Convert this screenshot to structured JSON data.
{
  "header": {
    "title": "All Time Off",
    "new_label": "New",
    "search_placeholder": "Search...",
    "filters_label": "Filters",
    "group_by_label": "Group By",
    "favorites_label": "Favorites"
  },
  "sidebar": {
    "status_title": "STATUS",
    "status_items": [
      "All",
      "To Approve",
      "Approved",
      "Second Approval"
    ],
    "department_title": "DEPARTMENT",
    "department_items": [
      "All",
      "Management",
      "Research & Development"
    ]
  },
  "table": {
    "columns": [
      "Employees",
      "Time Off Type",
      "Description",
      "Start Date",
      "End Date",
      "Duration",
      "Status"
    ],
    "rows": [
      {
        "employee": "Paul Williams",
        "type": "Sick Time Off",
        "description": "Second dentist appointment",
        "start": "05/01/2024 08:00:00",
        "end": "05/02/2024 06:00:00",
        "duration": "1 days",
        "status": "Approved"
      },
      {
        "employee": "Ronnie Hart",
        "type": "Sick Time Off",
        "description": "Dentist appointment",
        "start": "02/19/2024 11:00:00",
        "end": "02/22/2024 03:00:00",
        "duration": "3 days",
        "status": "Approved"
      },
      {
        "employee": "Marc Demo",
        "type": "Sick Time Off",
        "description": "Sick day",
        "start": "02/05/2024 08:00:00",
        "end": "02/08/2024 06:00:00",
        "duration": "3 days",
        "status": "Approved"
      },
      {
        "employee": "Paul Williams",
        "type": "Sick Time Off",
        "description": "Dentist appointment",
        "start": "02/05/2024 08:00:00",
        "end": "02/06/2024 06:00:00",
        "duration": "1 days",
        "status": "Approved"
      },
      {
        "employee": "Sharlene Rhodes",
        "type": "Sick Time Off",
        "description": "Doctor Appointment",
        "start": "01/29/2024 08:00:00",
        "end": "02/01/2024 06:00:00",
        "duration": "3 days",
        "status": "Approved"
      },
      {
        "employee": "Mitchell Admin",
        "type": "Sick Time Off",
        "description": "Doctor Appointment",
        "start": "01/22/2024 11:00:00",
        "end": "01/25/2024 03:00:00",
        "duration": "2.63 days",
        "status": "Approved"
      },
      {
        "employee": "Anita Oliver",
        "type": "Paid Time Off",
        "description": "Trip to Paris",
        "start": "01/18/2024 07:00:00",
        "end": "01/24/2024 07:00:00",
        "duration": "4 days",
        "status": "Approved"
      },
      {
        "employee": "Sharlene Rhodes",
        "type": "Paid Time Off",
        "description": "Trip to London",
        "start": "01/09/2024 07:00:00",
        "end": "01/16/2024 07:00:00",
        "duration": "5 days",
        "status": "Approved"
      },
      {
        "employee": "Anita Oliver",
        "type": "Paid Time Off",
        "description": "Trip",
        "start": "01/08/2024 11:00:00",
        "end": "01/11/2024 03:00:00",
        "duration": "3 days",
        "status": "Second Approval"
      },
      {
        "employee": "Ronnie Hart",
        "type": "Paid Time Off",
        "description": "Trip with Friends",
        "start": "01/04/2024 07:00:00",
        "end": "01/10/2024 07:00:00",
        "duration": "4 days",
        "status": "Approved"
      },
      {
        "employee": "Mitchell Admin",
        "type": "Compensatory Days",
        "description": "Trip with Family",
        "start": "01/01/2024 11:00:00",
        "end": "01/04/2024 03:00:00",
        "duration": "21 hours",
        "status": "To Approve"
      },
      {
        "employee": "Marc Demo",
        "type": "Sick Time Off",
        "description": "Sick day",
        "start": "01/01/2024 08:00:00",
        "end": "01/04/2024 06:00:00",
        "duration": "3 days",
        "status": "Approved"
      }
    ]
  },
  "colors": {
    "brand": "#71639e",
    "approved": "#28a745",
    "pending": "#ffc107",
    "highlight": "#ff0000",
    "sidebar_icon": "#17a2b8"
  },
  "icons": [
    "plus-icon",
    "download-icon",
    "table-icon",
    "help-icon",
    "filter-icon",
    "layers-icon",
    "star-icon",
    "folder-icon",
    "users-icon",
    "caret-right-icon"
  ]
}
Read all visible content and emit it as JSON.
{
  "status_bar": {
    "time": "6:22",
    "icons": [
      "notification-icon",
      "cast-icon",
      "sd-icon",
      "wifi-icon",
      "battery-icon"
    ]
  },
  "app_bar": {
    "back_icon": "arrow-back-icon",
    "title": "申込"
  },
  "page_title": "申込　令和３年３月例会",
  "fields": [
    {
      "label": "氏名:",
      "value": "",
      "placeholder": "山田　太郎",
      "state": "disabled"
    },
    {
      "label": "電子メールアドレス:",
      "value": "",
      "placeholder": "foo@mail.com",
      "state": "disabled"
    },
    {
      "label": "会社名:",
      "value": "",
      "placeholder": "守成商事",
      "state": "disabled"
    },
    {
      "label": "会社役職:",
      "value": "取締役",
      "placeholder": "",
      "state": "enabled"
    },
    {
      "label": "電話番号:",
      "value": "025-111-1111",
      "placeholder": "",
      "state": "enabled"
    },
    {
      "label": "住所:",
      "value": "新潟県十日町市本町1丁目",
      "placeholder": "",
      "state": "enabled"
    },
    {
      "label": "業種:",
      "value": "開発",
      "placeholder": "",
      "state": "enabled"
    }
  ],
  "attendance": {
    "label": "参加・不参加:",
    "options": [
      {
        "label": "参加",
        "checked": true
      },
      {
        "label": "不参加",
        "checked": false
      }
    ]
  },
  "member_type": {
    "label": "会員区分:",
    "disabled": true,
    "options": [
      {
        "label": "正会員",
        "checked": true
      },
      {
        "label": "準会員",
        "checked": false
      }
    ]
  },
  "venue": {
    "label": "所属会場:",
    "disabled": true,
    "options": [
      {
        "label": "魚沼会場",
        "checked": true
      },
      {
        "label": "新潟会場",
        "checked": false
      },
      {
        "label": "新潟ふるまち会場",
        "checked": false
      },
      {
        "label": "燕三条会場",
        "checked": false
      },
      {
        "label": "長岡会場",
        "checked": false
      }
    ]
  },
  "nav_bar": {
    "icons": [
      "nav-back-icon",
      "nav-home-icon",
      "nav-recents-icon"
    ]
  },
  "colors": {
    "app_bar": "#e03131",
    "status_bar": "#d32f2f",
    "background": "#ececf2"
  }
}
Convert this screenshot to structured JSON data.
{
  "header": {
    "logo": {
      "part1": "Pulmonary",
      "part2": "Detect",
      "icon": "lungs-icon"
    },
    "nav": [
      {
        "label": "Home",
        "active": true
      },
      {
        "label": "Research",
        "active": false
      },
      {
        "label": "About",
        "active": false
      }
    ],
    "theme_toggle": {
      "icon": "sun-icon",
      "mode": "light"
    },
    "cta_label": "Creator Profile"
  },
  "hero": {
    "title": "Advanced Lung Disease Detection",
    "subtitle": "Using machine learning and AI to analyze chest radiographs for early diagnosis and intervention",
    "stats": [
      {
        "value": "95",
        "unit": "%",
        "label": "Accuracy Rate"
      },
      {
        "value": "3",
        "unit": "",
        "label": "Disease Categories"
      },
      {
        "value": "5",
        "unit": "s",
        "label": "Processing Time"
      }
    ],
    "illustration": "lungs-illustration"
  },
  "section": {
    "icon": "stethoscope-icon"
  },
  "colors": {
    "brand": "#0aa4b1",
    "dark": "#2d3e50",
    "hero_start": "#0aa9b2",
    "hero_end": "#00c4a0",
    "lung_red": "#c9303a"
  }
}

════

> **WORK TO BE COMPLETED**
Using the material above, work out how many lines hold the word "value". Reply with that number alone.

> **ANSWER TO THIS PROBLEM**
10